More than a decade ago, the Supreme Court ruled that police officers have a constitutional right to use deadly force against people they suspect of committing a crime.
The ruling came in the wake of the Rodney King beating, which saw four police officers shoot Rodney King during a confrontation.
“I think the people that were most affected by this were African Americans,” says Kasey Jackson, a professor at the University of Alabama.
“We’ve been trying to figure out how do we ensure that people of color are not subjected to this.”
She says she was shocked to hear of the incident, and that her university is “very concerned” about the issue.
“That’s what I heard from people I spoke with.
I don’t know if they were really aware of it, but it seems like it’s been really hard to talk about,” Jackson says.
Jackson is part of a growing movement of scholars and activists who say that systemic racism in America, as well as institutional racism and the disproportionate use of force, is a problem that is deeply rooted in the criminal justice system.
In a series of recent studies, for example, researchers have documented the disproportionate impact of the criminalization of certain groups of people, including black Americans.
In an extensive study published in 2016, researchers at the Johns Hopkins University and Stanford University found that black Americans are more than twice as likely as whites to be incarcerated, with African Americans constituting an estimated 28% of all incarcerated people.
In the study, researchers also found that African Americans were more than two times as likely to be imprisoned for nonviolent offenses as white Americans, and a third more likely to have been arrested for nonviolent crimes as white people.
According to the study’s authors, African Americans are also more than three times as frequently imprisoned for drugs than whites, and nearly eight times as often as whites for other types of offenses.
In addition, researchers found that racial disparities in the use of police force are exacerbated by the racial wealth disparities in America.
“There is a lot of research that shows how these systems are disproportionately affecting African Americans and Latinos and other racial and ethnic groups,” Jackson said.
“In the criminal court system, they’re disproportionately impacting people of different socioeconomic groups.”
The data, Jackson says, is especially concerning in light of the disproportionate number of black people being charged with violent crimes.
She believes that the system can be fixed by creating an institutionalized system of justice that would better protect people of all races, and would not disproportionately impact those who are most vulnerable.
“It’s hard to say, ‘Hey, what’s the most important thing that we need to do to ensure that we have a system that protects all people?’
But it’s a very good question,” she says.
“Because, ultimately, I think we have to have a conversation about systemic racism.”
For her part, Jackson has been active in efforts to reform the criminal system.
After years of activism, she became a national leader in the fight to bring the death penalty back to the United States.
She worked to bring capital punishment back in her home state of Georgia.
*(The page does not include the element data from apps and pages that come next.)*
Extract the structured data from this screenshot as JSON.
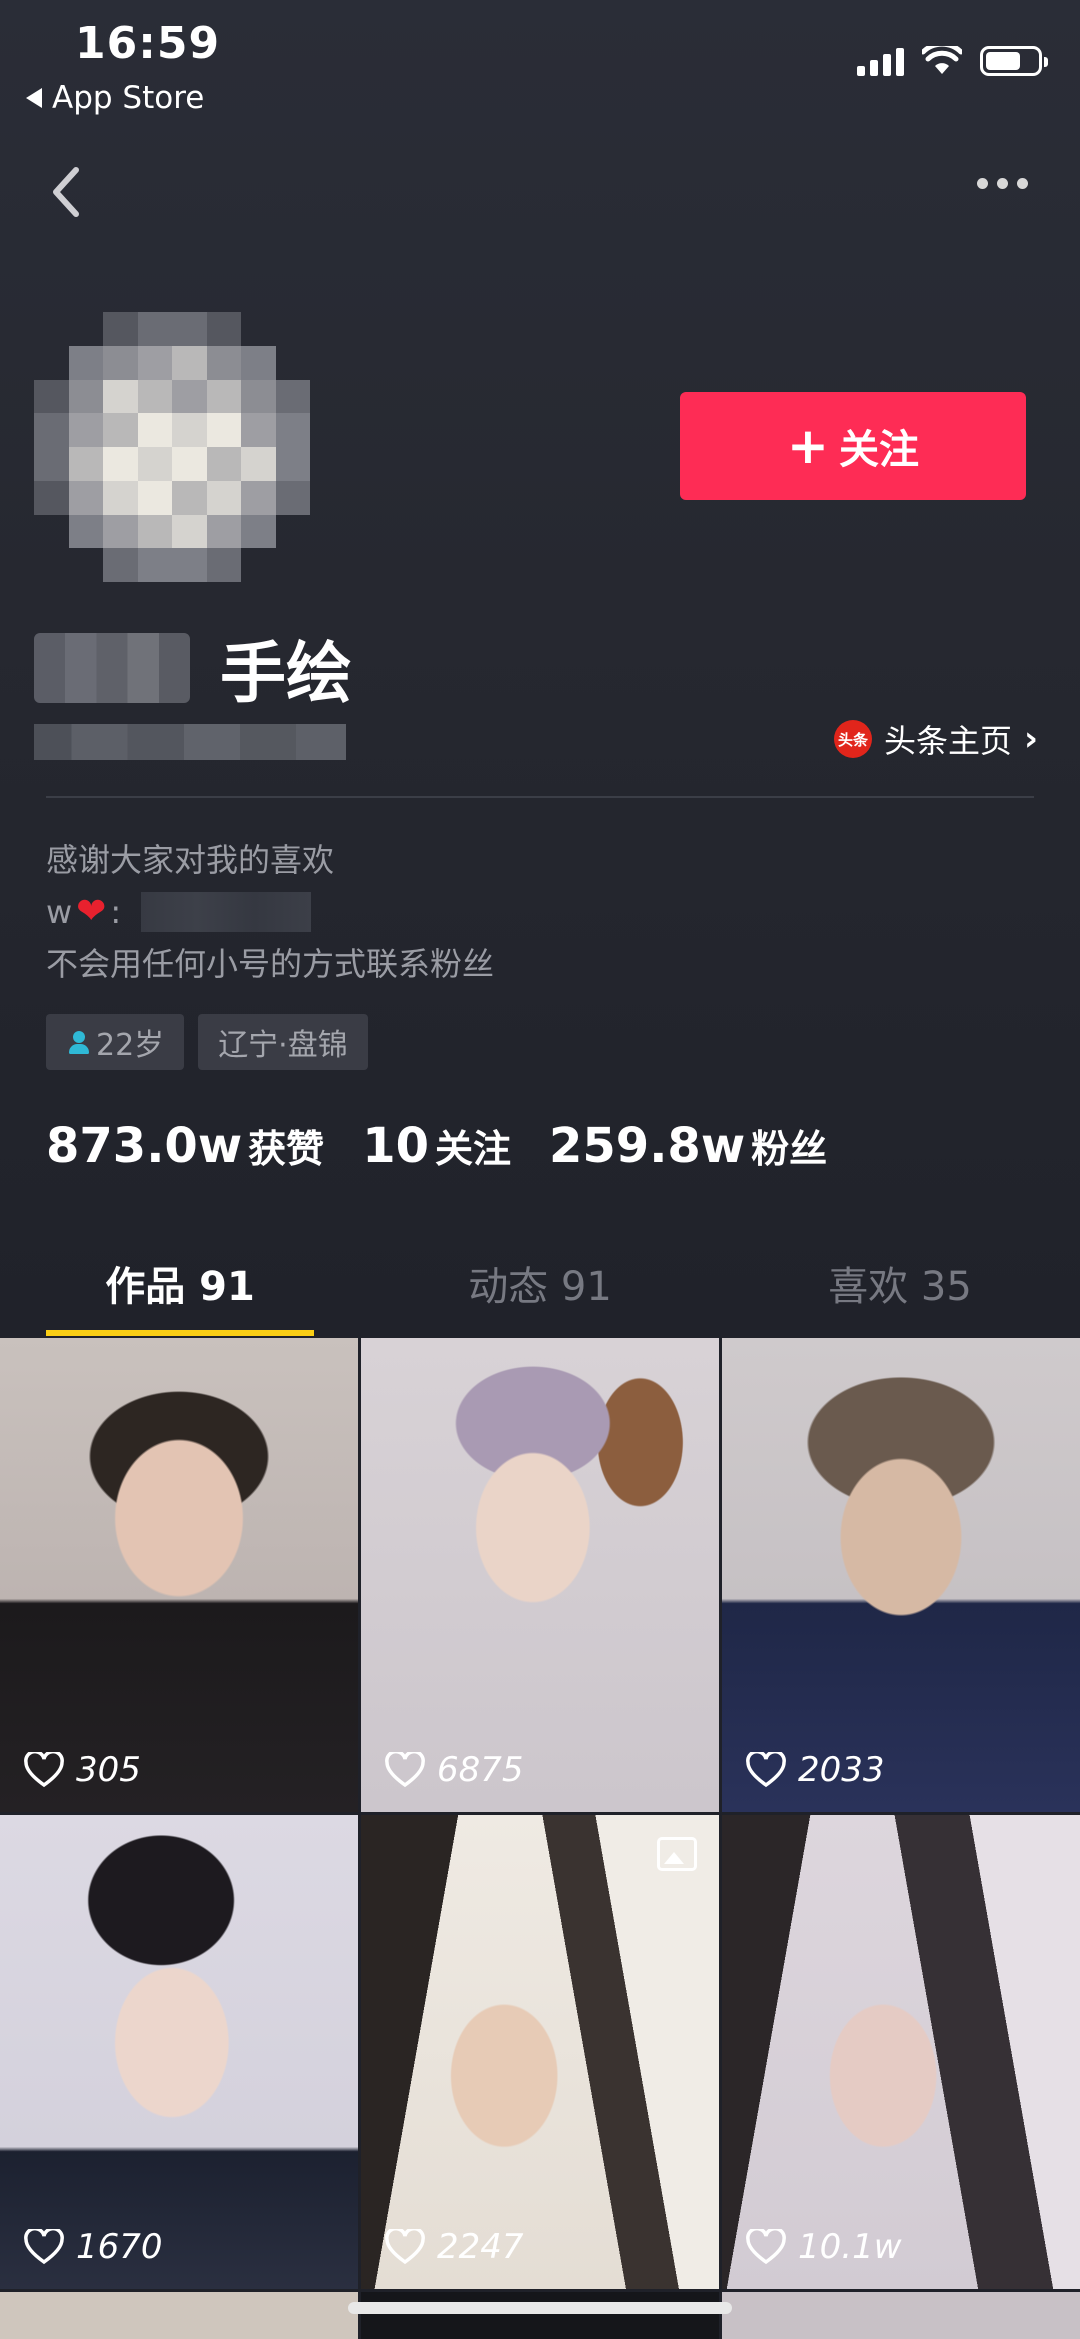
{
  "status_bar": {
    "time": "16:59",
    "back_app": "App Store"
  },
  "profile": {
    "name_suffix": "手绘",
    "follow_label": "关注",
    "toutiao_logo_text": "头条",
    "toutiao_label": "头条主页",
    "bio_line1": "感谢大家对我的喜欢",
    "bio_line2_prefix": "w",
    "bio_line2_sep": ":",
    "bio_line3": "不会用任何小号的方式联系粉丝",
    "tags": [
      {
        "label": "22岁"
      },
      {
        "label": "辽宁·盘锦"
      }
    ],
    "stats": [
      {
        "value": "873.0w",
        "label": "获赞"
      },
      {
        "value": "10",
        "label": "关注"
      },
      {
        "value": "259.8w",
        "label": "粉丝"
      }
    ]
  },
  "tabs": [
    {
      "label": "作品 91",
      "active": true
    },
    {
      "label": "动态 91",
      "active": false
    },
    {
      "label": "喜欢 35",
      "active": false
    }
  ],
  "videos": [
    {
      "likes": "305",
      "bg": "#6b5f5a"
    },
    {
      "likes": "6875",
      "bg": "#c9c2c6"
    },
    {
      "likes": "2033",
      "bg": "#6f6f7d"
    },
    {
      "likes": "1670",
      "bg": "#8a8693"
    },
    {
      "likes": "2247",
      "bg": "#b7aea4",
      "image_post": true
    },
    {
      "likes": "10.1w",
      "bg": "#a69aa7"
    }
  ],
  "colors": {
    "accent_follow": "#fe2c55",
    "tab_indicator": "#face15",
    "background": "#1f2129"
  }
}
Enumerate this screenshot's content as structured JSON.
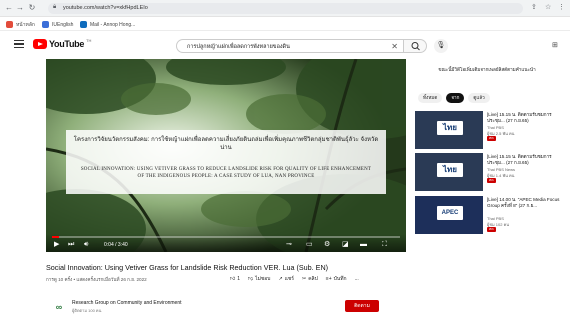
{
  "browser": {
    "url": "youtube.com/watch?v=xkfHpdLEIo",
    "bookmarks": [
      {
        "label": "หน้าหลัก",
        "color": "#e24c3b"
      },
      {
        "label": "IUEnglish",
        "color": "#3b6ed8"
      },
      {
        "label": "Mail - Annop Hong...",
        "color": "#0f6cbd"
      }
    ]
  },
  "header": {
    "logo_text": "YouTube",
    "logo_region": "TH",
    "search_value": "การปลูกหญ้าแฝกเพื่อลดการพังทลายของดิน"
  },
  "player": {
    "title_th": "โครงการวิจัยนวัตกรรมสังคม: การใช้หญ้าแฝกเพื่อลดความเสี่ยงภัยดินถล่มเพื่อเพิ่มคุณภาพชีวิตกลุ่มชาติพันธุ์ลัวะ จังหวัดน่าน",
    "title_en_line1": "SOCIAL INNOVATION: USING VETIVER GRASS TO REDUCE LANDSLIDE RISK FOR QUALITY OF LIFE ENHANCEMENT",
    "title_en_line2": "OF THE INDIGENOUS PEOPLE: A CASE STUDY OF LUA, NAN PROVINCE",
    "time": "0:04 / 3:40",
    "progress_fraction": 0.02
  },
  "video": {
    "title": "Social Innovation: Using Vetiver Grass for Landslide Risk Reduction VER. Lua (Sub. EN)",
    "meta": "การดู 10 ครั้ง • แสดงครั้งแรกเมื่อวันที่ 26 ก.ย. 2022",
    "actions": {
      "like_count": "1",
      "dislike": "ไม่ชอบ",
      "share": "แชร์",
      "clip": "คลิป",
      "save": "บันทึก",
      "more": "..."
    },
    "channel": {
      "name": "Research Group on Community and Environment",
      "subs": "ผู้ติดตาม 100 คน",
      "subscribe": "ติดตาม"
    }
  },
  "sidebar": {
    "notice": "ขณะนี้มีวิดีโอเพิ่มเติมจากเพลย์ลิสต์ตามคำแนะนำ",
    "chips": [
      "ทั้งหมด",
      "จาก",
      "ดูแล้ว"
    ],
    "recommendations": [
      {
        "title": "[Live] 15.15 น. ติดตามรับชมการประชุม... (27 ก.ย.65)",
        "channel": "Thai PBS",
        "views": "ผู้ชม 2.5 พัน คน",
        "badge": "สด",
        "thumb_text": "ไทย"
      },
      {
        "title": "[Live] 15.15 น. ติดตามรับชมการประชุม... (27 ก.ย.65)",
        "channel": "Thai PBS News",
        "views": "ผู้ชม 1.4 พัน คน",
        "badge": "สด",
        "thumb_text": "ไทย"
      },
      {
        "title": "[Live] 14.00 น. \"APEC Media Focus Group ครั้งที่ 8\" (27 ก.ย...",
        "channel": "Thai PBS",
        "views": "ผู้ชม 102 คน",
        "badge": "สด",
        "thumb_text": "APEC"
      }
    ]
  }
}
In her new role as a senior research fellow at the NAACP, Jackson works to bring more attention to systemic racism and racial injustice in the U.S. She is also part of the UAW chapter in Alabama and a member of the National Council of Black Engineers, which is the national federation of engineers and researchers.
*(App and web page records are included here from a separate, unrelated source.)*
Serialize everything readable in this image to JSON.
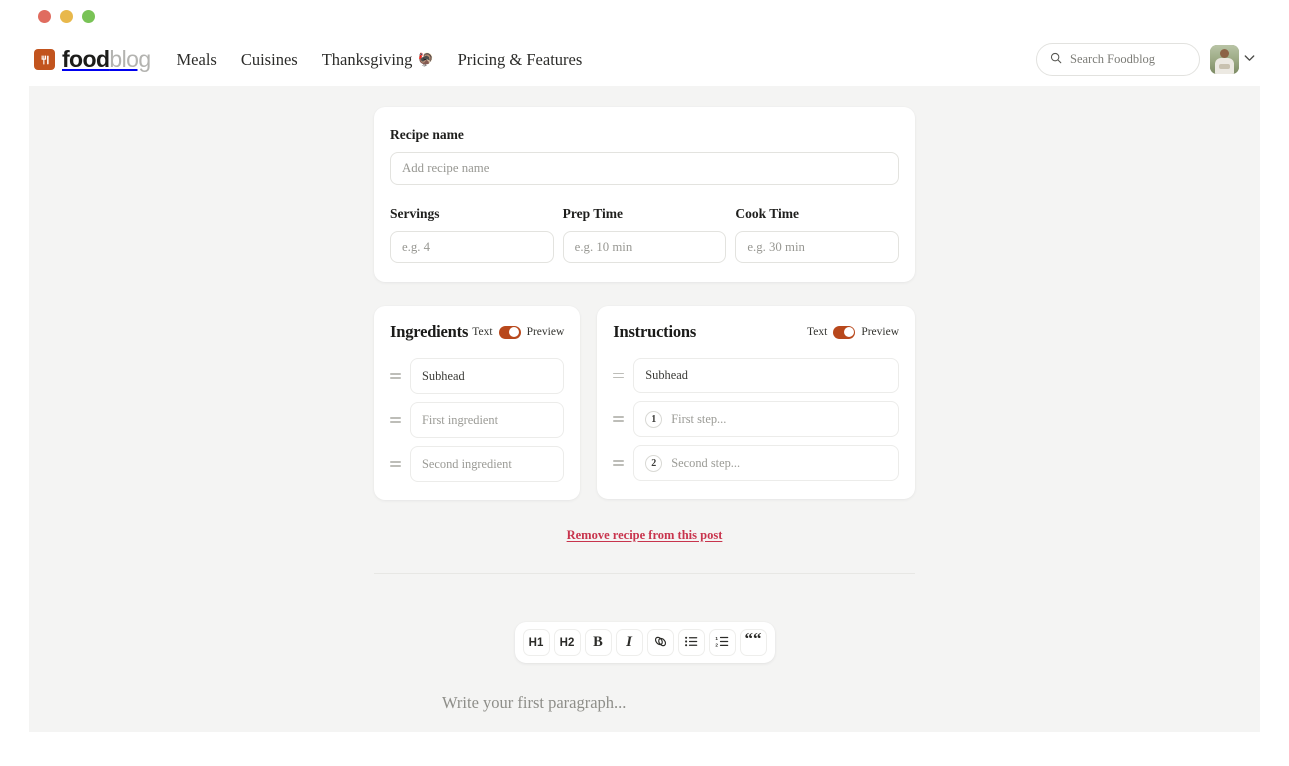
{
  "window": {
    "traffic_lights": [
      "close",
      "minimize",
      "maximize"
    ]
  },
  "header": {
    "brand": {
      "food": "food",
      "blog": "blog",
      "icon": "fork-logo-icon"
    },
    "nav": [
      {
        "label": "Meals",
        "emoji": ""
      },
      {
        "label": "Cuisines",
        "emoji": ""
      },
      {
        "label": "Thanksgiving",
        "emoji": "🦃"
      },
      {
        "label": "Pricing & Features",
        "emoji": ""
      }
    ],
    "search": {
      "placeholder": "Search Foodblog",
      "icon": "search-icon"
    },
    "account": {
      "avatar": "user-avatar",
      "chevron": "⌄"
    }
  },
  "recipe_meta": {
    "recipe_name": {
      "label": "Recipe name",
      "placeholder": "Add recipe name",
      "value": ""
    },
    "servings": {
      "label": "Servings",
      "placeholder": "e.g. 4",
      "value": ""
    },
    "prep_time": {
      "label": "Prep Time",
      "placeholder": "e.g. 10 min",
      "value": ""
    },
    "cook_time": {
      "label": "Cook Time",
      "placeholder": "e.g. 30 min",
      "value": ""
    }
  },
  "ingredients": {
    "title": "Ingredients",
    "toggle": {
      "left_label": "Text",
      "right_label": "Preview",
      "state": "preview",
      "color": "#b8481c"
    },
    "rows": [
      {
        "text": "Subhead",
        "kind": "subhead"
      },
      {
        "text": "First ingredient",
        "kind": "placeholder"
      },
      {
        "text": "Second ingredient",
        "kind": "placeholder"
      }
    ]
  },
  "instructions": {
    "title": "Instructions",
    "toggle": {
      "left_label": "Text",
      "right_label": "Preview",
      "state": "preview",
      "color": "#b8481c"
    },
    "rows": [
      {
        "text": "Subhead",
        "kind": "subhead",
        "number": ""
      },
      {
        "text": "First step...",
        "kind": "placeholder",
        "number": "1"
      },
      {
        "text": "Second step...",
        "kind": "placeholder",
        "number": "2"
      }
    ]
  },
  "remove_link": {
    "label": "Remove recipe from this post",
    "color": "#c8344d"
  },
  "editor": {
    "toolbar": [
      {
        "label": "H1",
        "name": "heading-1"
      },
      {
        "label": "H2",
        "name": "heading-2"
      },
      {
        "label": "B",
        "name": "bold"
      },
      {
        "label": "I",
        "name": "italic"
      },
      {
        "label": "link-icon",
        "name": "link"
      },
      {
        "label": "bullet-list-icon",
        "name": "bullet-list"
      },
      {
        "label": "numbered-list-icon",
        "name": "numbered-list"
      },
      {
        "label": "““",
        "name": "blockquote"
      }
    ],
    "placeholder": "Write your first paragraph..."
  },
  "colors": {
    "brand_orange": "#c2541e",
    "page_bg": "#f4f4f3",
    "accent_red": "#c8344d",
    "toggle_on": "#b8481c"
  }
}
She’s also active in her local chapters of the NAACP and other progressive groups.
“The way that the criminal laws have been constructed, and the way that this system is set up to punish people of a certain race and a certain class of people and to create a kind of caste system, is very deeply rooted into our society,” Jackson explains.
“And it’s something that we’ve got to address.
And that’s the challenge.”
She has been working to address the issue by advocating for legislation that would make it more difficult for police to use excessive force against minorities, as she has done in the past.
The Alabama NAACP’s Legal Action Center also recently introduced legislation that will require all officers involved in a shooting to undergo training on police procedures.
The legislation, introduced by state Sen. Terri Lynn Land (R-Ala.), would also create a more transparent and accountable process for the use and accountability of police body cameras.
The bills also require officers to wear body cameras, which have become an increasingly popular tool in law enforcement in recent years.
“One of the things that we want to see is that we’re going to be able to have this data, that we can be able track this data.
And we’re also going to have accountability and transparency,” Jackson argues.
“If you’re in the business of policing, you’ve got a responsibility to do what you can to be transparent and transparent about how you’re going about it.
And if we can provide transparency, we can have accountability.”
The issue of police violence against African Americans, especially in Alabama, is not new. Since its